Difficulties with the English language and high-tech electoral systems are among worries that Cambodian-Americans say could keep them from voting in the impending presidential election.
Among the thousands of Cambodians who have immigrated to the US as a result of their homeland’s civil strife, many have voted, but many have not.
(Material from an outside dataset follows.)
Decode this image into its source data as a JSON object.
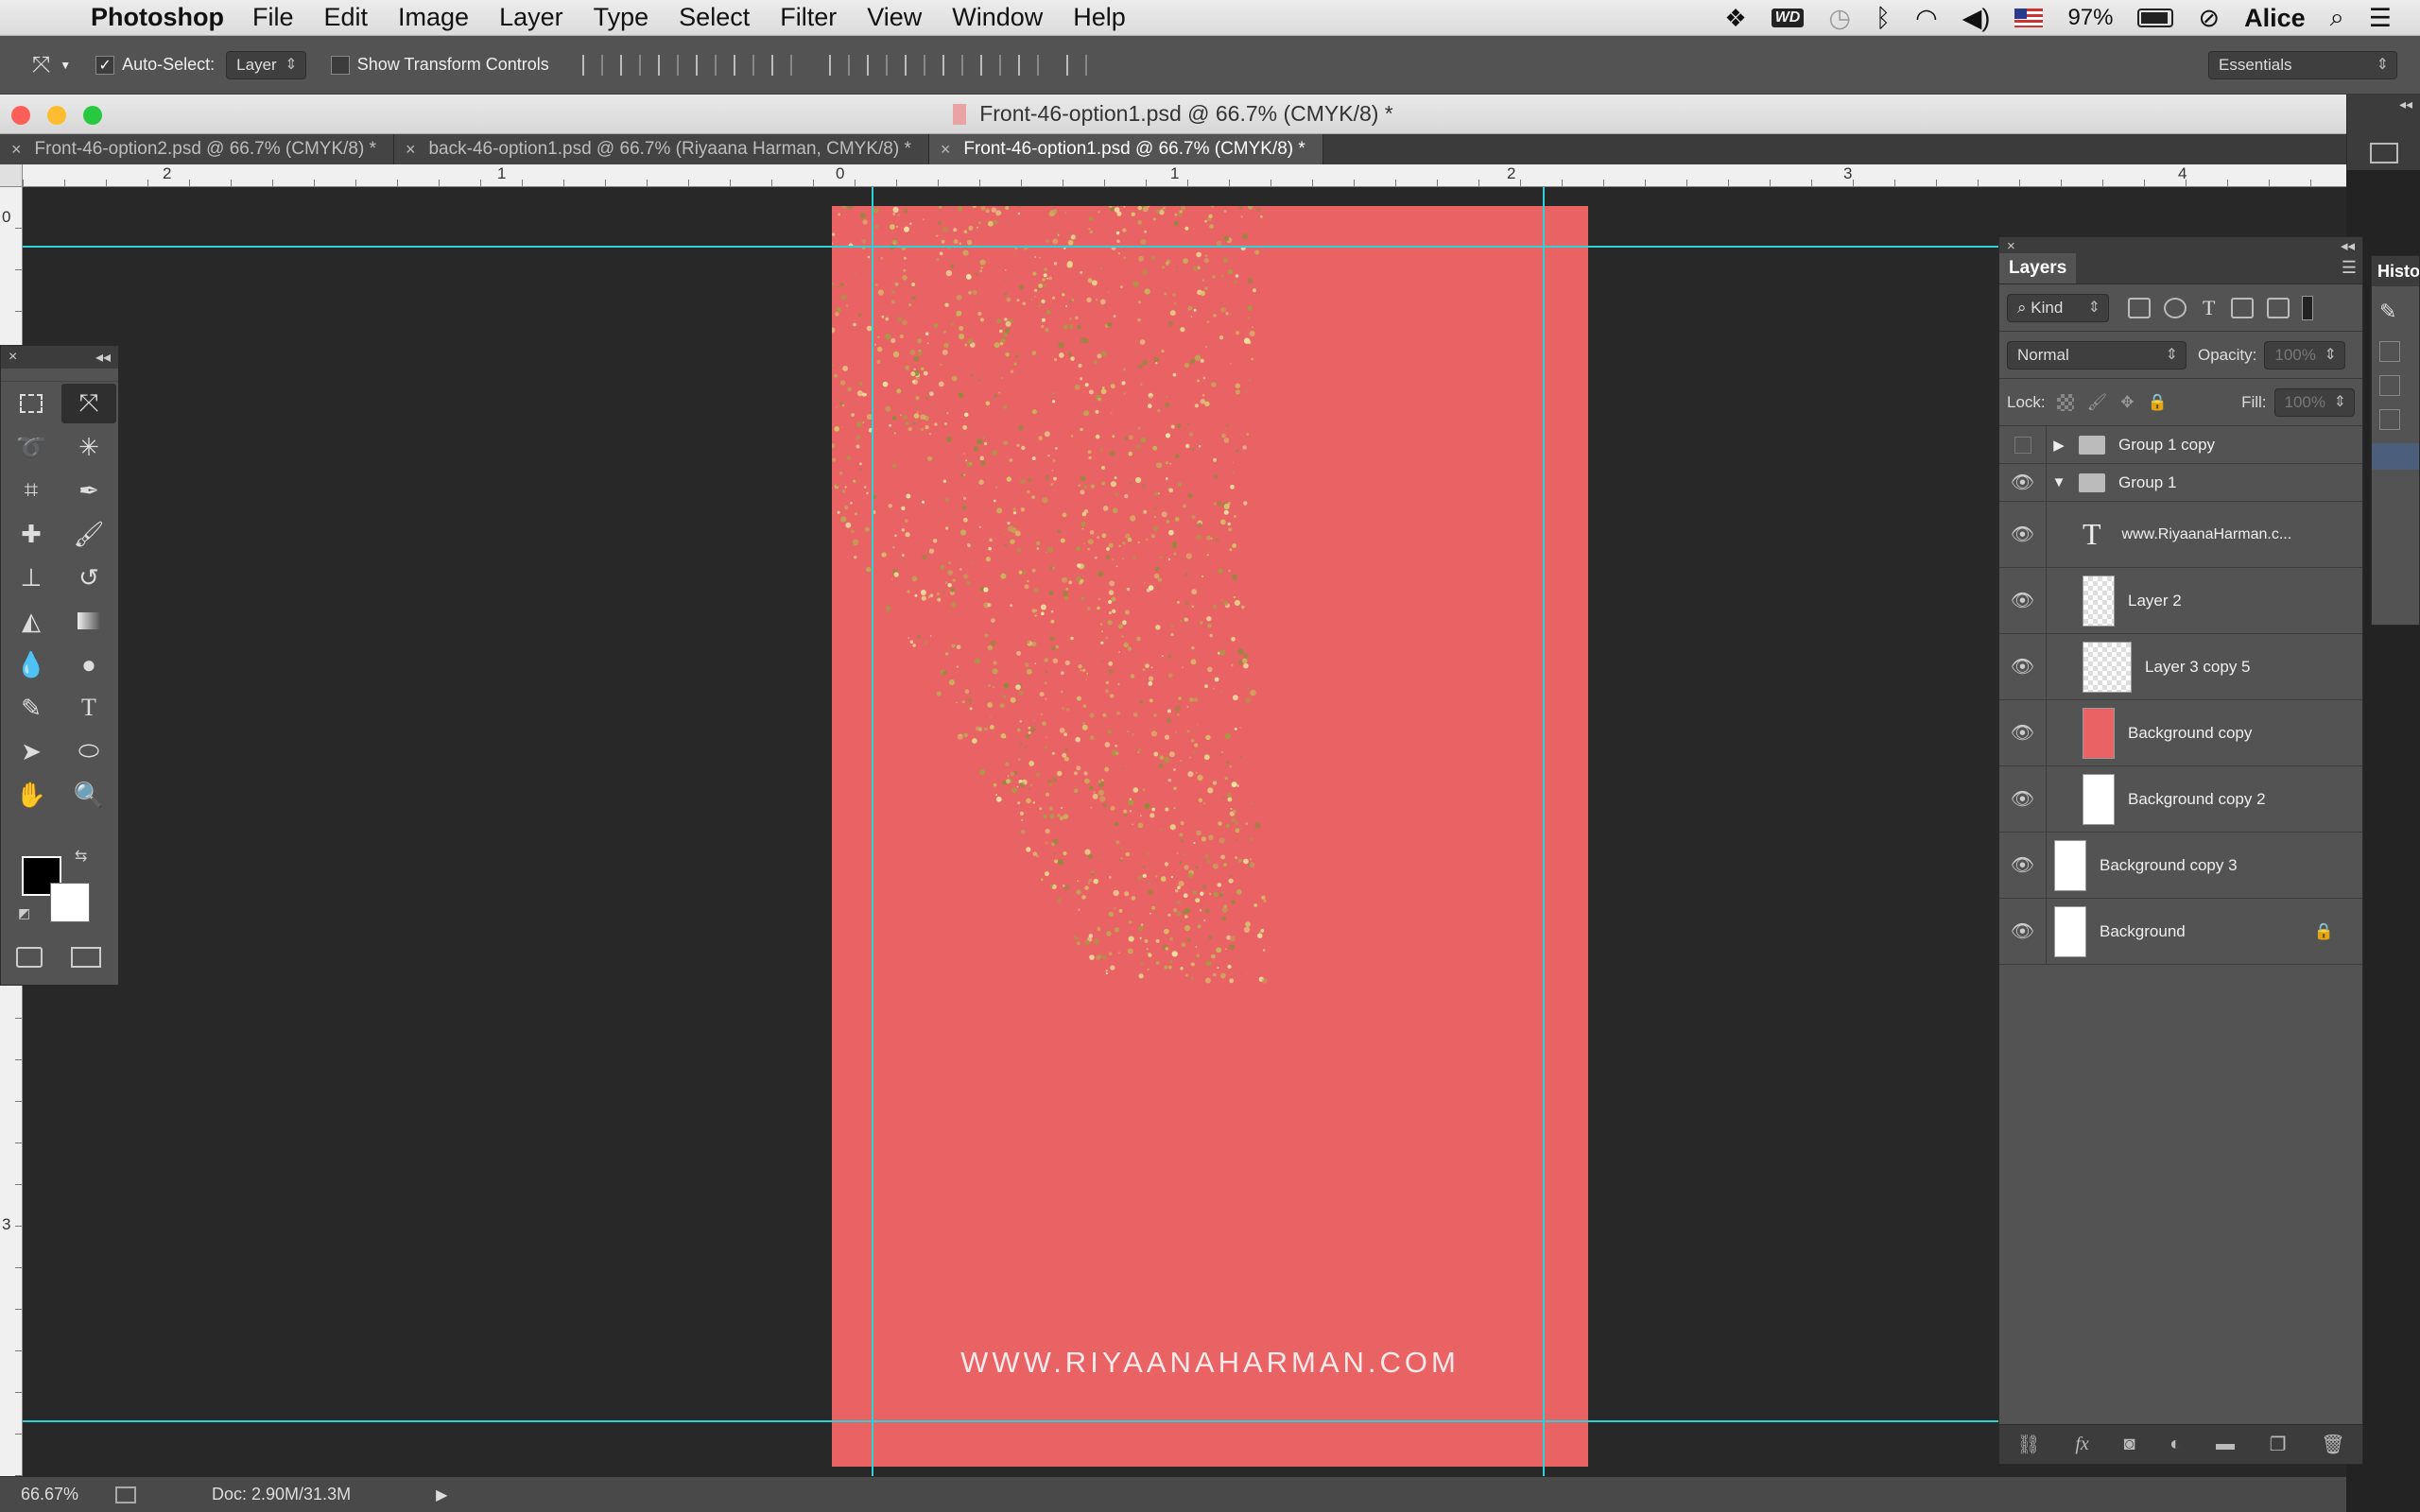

On Nov. 4, when the US chooses between senators Barack Obama and John McCain, some may stay at home again.
“If I knew how to press the computer, I would go, but I don’t know,” said 62-year-old Khoy Aun, from Arlington, Va. “I can’t even count to A-B-C, so how can I vote?”
Takoma, Wash., voter Saray Yuon, who came to the US in 1981, said he noticed a split between Cambodians who spoke English and those who had not learned it. Those who spoke English, he said, were voting for “change,” one slogan of the Obama campaign.
“We listen to the news on the radio and read the newspaper and Internet, and also through brothers and sisters who like to speak about which party we should choose,” he said.
Virginia resident Hean Yuth said voting would be hard for those who don’t speak English, but they can ask their children to help them operate the machines at the polling stations.
He would vote on issues “such as the declined economy and high unemployment,” he said.
Another Virginia voter, Tung Yab, said access to information on the TV and radio and in newspapers had made it easy for him to judge the candidates and determine his vote, though he admitted both candidates had exaggerated during the campaign.